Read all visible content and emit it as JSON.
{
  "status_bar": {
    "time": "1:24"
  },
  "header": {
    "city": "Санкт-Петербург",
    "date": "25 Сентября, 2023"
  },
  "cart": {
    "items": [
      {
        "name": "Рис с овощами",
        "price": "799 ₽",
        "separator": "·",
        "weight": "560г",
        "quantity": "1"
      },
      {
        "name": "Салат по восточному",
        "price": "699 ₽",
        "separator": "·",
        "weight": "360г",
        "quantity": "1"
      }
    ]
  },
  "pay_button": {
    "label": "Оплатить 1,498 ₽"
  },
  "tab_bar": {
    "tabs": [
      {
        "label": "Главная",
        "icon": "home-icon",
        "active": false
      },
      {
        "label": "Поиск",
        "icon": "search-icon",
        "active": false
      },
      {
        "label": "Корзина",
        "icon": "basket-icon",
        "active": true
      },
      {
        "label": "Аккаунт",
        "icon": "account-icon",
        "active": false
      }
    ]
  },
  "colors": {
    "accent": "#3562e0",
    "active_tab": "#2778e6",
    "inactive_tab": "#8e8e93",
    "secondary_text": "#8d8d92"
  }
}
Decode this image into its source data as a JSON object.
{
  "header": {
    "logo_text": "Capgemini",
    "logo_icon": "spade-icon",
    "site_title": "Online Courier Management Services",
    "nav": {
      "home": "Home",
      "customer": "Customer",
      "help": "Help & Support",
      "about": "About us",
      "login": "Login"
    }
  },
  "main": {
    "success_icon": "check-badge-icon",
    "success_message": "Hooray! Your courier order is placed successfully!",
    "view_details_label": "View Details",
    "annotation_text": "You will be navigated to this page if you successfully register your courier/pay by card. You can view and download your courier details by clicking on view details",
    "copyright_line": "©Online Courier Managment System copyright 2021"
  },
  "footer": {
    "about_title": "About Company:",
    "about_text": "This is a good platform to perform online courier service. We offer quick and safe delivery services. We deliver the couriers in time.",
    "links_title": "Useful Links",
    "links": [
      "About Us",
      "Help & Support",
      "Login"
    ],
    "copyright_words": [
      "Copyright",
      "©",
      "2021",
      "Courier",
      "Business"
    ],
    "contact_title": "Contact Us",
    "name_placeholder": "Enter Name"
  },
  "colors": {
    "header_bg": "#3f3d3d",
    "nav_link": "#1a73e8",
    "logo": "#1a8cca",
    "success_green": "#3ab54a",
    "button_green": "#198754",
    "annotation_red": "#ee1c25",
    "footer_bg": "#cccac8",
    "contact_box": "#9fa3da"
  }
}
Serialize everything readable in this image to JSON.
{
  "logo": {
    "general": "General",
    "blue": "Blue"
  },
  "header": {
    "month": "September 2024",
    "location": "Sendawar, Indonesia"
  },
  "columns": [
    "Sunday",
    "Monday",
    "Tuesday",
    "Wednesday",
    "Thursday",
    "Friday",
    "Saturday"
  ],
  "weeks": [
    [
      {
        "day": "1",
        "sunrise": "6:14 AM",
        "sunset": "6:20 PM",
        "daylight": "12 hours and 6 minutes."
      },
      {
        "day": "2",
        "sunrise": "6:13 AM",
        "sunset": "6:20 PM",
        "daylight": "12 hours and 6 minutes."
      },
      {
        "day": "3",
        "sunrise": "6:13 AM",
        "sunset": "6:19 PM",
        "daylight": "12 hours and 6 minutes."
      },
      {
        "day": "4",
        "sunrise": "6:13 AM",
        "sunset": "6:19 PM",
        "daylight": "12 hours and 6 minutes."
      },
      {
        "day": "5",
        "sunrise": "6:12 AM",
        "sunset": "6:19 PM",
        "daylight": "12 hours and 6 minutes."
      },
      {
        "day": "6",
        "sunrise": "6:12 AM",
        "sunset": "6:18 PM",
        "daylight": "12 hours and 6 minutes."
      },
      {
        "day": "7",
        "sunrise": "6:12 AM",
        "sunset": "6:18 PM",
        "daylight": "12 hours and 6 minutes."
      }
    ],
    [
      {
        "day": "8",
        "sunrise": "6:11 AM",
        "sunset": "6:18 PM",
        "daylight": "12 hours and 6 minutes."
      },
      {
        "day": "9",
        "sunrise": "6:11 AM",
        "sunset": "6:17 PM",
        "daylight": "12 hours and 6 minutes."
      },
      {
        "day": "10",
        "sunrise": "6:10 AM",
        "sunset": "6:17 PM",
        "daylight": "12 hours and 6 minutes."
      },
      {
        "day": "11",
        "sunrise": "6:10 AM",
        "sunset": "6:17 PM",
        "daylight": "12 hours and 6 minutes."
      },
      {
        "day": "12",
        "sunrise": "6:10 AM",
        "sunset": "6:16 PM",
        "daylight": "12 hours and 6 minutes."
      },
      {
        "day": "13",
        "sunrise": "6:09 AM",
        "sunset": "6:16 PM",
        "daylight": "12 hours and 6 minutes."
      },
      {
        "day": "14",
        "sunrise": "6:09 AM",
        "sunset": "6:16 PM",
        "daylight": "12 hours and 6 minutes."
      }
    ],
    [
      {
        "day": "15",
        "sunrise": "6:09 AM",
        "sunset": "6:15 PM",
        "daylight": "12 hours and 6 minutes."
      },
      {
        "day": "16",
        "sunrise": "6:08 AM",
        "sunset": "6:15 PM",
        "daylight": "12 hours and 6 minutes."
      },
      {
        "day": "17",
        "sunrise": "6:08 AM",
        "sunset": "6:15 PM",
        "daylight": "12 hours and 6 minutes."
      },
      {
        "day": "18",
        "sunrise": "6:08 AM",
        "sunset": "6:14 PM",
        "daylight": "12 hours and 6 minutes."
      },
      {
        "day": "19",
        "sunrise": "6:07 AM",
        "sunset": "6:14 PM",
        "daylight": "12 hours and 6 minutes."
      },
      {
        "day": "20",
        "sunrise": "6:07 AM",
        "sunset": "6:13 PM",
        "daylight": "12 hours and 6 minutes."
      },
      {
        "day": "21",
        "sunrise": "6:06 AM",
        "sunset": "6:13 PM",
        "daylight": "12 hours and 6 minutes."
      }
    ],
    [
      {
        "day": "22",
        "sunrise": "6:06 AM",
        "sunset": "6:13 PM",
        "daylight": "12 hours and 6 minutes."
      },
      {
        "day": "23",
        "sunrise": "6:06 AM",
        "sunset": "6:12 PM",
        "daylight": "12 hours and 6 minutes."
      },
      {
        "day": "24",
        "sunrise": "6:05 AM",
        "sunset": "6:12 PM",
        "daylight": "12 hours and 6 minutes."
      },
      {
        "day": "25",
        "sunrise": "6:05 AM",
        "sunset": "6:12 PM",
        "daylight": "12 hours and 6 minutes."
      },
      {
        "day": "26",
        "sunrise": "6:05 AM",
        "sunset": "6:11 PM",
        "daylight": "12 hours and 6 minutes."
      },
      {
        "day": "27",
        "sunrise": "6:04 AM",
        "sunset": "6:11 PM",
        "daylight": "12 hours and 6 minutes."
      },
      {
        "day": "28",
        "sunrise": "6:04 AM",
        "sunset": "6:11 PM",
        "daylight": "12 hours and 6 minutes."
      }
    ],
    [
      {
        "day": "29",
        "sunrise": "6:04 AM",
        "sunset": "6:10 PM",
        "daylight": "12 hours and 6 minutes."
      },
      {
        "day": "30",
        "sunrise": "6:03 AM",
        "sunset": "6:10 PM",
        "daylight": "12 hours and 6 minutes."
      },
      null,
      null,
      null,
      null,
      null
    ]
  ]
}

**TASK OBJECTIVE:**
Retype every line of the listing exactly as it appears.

**RESULT OF THIS TASK:**
Read all visible content and emit it as JSON.
{
  "status_bar": {
    "time": "1:24"
  },
  "header": {
    "city": "Санкт-Петербург",
    "date": "25 Сентября, 2023"
  },
  "cart": {
    "items": [
      {
        "name": "Рис с овощами",
        "price": "799 ₽",
        "separator": "·",
        "weight": "560г",
        "quantity": "1"
      },
      {
        "name": "Салат по восточному",
        "price": "699 ₽",
        "separator": "·",
        "weight": "360г",
        "quantity": "1"
      }
    ]
  },
  "pay_button": {
    "label": "Оплатить 1,498 ₽"
  },
  "tab_bar": {
    "tabs": [
      {
        "label": "Главная",
        "icon": "home-icon",
        "active": false
      },
      {
        "label": "Поиск",
        "icon": "search-icon",
        "active": false
      },
      {
        "label": "Корзина",
        "icon": "basket-icon",
        "active": true
      },
      {
        "label": "Аккаунт",
        "icon": "account-icon",
        "active": false
      }
    ]
  },
  "colors": {
    "accent": "#3562e0",
    "active_tab": "#2778e6",
    "inactive_tab": "#8e8e93",
    "secondary_text": "#8d8d92"
  }
}
Decode this image into its source data as a JSON object.
{
  "header": {
    "logo_text": "Capgemini",
    "logo_icon": "spade-icon",
    "site_title": "Online Courier Management Services",
    "nav": {
      "home": "Home",
      "customer": "Customer",
      "help": "Help & Support",
      "about": "About us",
      "login": "Login"
    }
  },
  "main": {
    "success_icon": "check-badge-icon",
    "success_message": "Hooray! Your courier order is placed successfully!",
    "view_details_label": "View Details",
    "annotation_text": "You will be navigated to this page if you successfully register your courier/pay by card. You can view and download your courier details by clicking on view details",
    "copyright_line": "©Online Courier Managment System copyright 2021"
  },
  "footer": {
    "about_title": "About Company:",
    "about_text": "This is a good platform to perform online courier service. We offer quick and safe delivery services. We deliver the couriers in time.",
    "links_title": "Useful Links",
    "links": [
      "About Us",
      "Help & Support",
      "Login"
    ],
    "copyright_words": [
      "Copyright",
      "©",
      "2021",
      "Courier",
      "Business"
    ],
    "contact_title": "Contact Us",
    "name_placeholder": "Enter Name"
  },
  "colors": {
    "header_bg": "#3f3d3d",
    "nav_link": "#1a73e8",
    "logo": "#1a8cca",
    "success_green": "#3ab54a",
    "button_green": "#198754",
    "annotation_red": "#ee1c25",
    "footer_bg": "#cccac8",
    "contact_box": "#9fa3da"
  }
}
Serialize everything readable in this image to JSON.
{
  "logo": {
    "general": "General",
    "blue": "Blue"
  },
  "header": {
    "month": "September 2024",
    "location": "Sendawar, Indonesia"
  },
  "columns": [
    "Sunday",
    "Monday",
    "Tuesday",
    "Wednesday",
    "Thursday",
    "Friday",
    "Saturday"
  ],
  "weeks": [
    [
      {
        "day": "1",
        "sunrise": "6:14 AM",
        "sunset": "6:20 PM",
        "daylight": "12 hours and 6 minutes."
      },
      {
        "day": "2",
        "sunrise": "6:13 AM",
        "sunset": "6:20 PM",
        "daylight": "12 hours and 6 minutes."
      },
      {
        "day": "3",
        "sunrise": "6:13 AM",
        "sunset": "6:19 PM",
        "daylight": "12 hours and 6 minutes."
      },
      {
        "day": "4",
        "sunrise": "6:13 AM",
        "sunset": "6:19 PM",
        "daylight": "12 hours and 6 minutes."
      },
      {
        "day": "5",
        "sunrise": "6:12 AM",
        "sunset": "6:19 PM",
        "daylight": "12 hours and 6 minutes."
      },
      {
        "day": "6",
        "sunrise": "6:12 AM",
        "sunset": "6:18 PM",
        "daylight": "12 hours and 6 minutes."
      },
      {
        "day": "7",
        "sunrise": "6:12 AM",
        "sunset": "6:18 PM",
        "daylight": "12 hours and 6 minutes."
      }
    ],
    [
      {
        "day": "8",
        "sunrise": "6:11 AM",
        "sunset": "6:18 PM",
        "daylight": "12 hours and 6 minutes."
      },
      {
        "day": "9",
        "sunrise": "6:11 AM",
        "sunset": "6:17 PM",
        "daylight": "12 hours and 6 minutes."
      },
      {
        "day": "10",
        "sunrise": "6:10 AM",
        "sunset": "6:17 PM",
        "daylight": "12 hours and 6 minutes."
      },
      {
        "day": "11",
        "sunrise": "6:10 AM",
        "sunset": "6:17 PM",
        "daylight": "12 hours and 6 minutes."
      },
      {
        "day": "12",
        "sunrise": "6:10 AM",
        "sunset": "6:16 PM",
        "daylight": "12 hours and 6 minutes."
      },
      {
        "day": "13",
        "sunrise": "6:09 AM",
        "sunset": "6:16 PM",
        "daylight": "12 hours and 6 minutes."
      },
      {
        "day": "14",
        "sunrise": "6:09 AM",
        "sunset": "6:16 PM",
        "daylight": "12 hours and 6 minutes."
      }
    ],
    [
      {
        "day": "15",
        "sunrise": "6:09 AM",
        "sunset": "6:15 PM",
        "daylight": "12 hours and 6 minutes."
      },
      {
        "day": "16",
        "sunrise": "6:08 AM",
        "sunset": "6:15 PM",
        "daylight": "12 hours and 6 minutes."
      },
      {
        "day": "17",
        "sunrise": "6:08 AM",
        "sunset": "6:15 PM",
        "daylight": "12 hours and 6 minutes."
      },
      {
        "day": "18",
        "sunrise": "6:08 AM",
        "sunset": "6:14 PM",
        "daylight": "12 hours and 6 minutes."
      },
      {
        "day": "19",
        "sunrise": "6:07 AM",
        "sunset": "6:14 PM",
        "daylight": "12 hours and 6 minutes."
      },
      {
        "day": "20",
        "sunrise": "6:07 AM",
        "sunset": "6:13 PM",
        "daylight": "12 hours and 6 minutes."
      },
      {
        "day": "21",
        "sunrise": "6:06 AM",
        "sunset": "6:13 PM",
        "daylight": "12 hours and 6 minutes."
      }
    ],
    [
      {
        "day": "22",
        "sunrise": "6:06 AM",
        "sunset": "6:13 PM",
        "daylight": "12 hours and 6 minutes."
      },
      {
        "day": "23",
        "sunrise": "6:06 AM",
        "sunset": "6:12 PM",
        "daylight": "12 hours and 6 minutes."
      },
      {
        "day": "24",
        "sunrise": "6:05 AM",
        "sunset": "6:12 PM",
        "daylight": "12 hours and 6 minutes."
      },
      {
        "day": "25",
        "sunrise": "6:05 AM",
        "sunset": "6:12 PM",
        "daylight": "12 hours and 6 minutes."
      },
      {
        "day": "26",
        "sunrise": "6:05 AM",
        "sunset": "6:11 PM",
        "daylight": "12 hours and 6 minutes."
      },
      {
        "day": "27",
        "sunrise": "6:04 AM",
        "sunset": "6:11 PM",
        "daylight": "12 hours and 6 minutes."
      },
      {
        "day": "28",
        "sunrise": "6:04 AM",
        "sunset": "6:11 PM",
        "daylight": "12 hours and 6 minutes."
      }
    ],
    [
      {
        "day": "29",
        "sunrise": "6:04 AM",
        "sunset": "6:10 PM",
        "daylight": "12 hours and 6 minutes."
      },
      {
        "day": "30",
        "sunrise": "6:03 AM",
        "sunset": "6:10 PM",
        "daylight": "12 hours and 6 minutes."
      },
      null,
      null,
      null,
      null,
      null
    ]
  ]
}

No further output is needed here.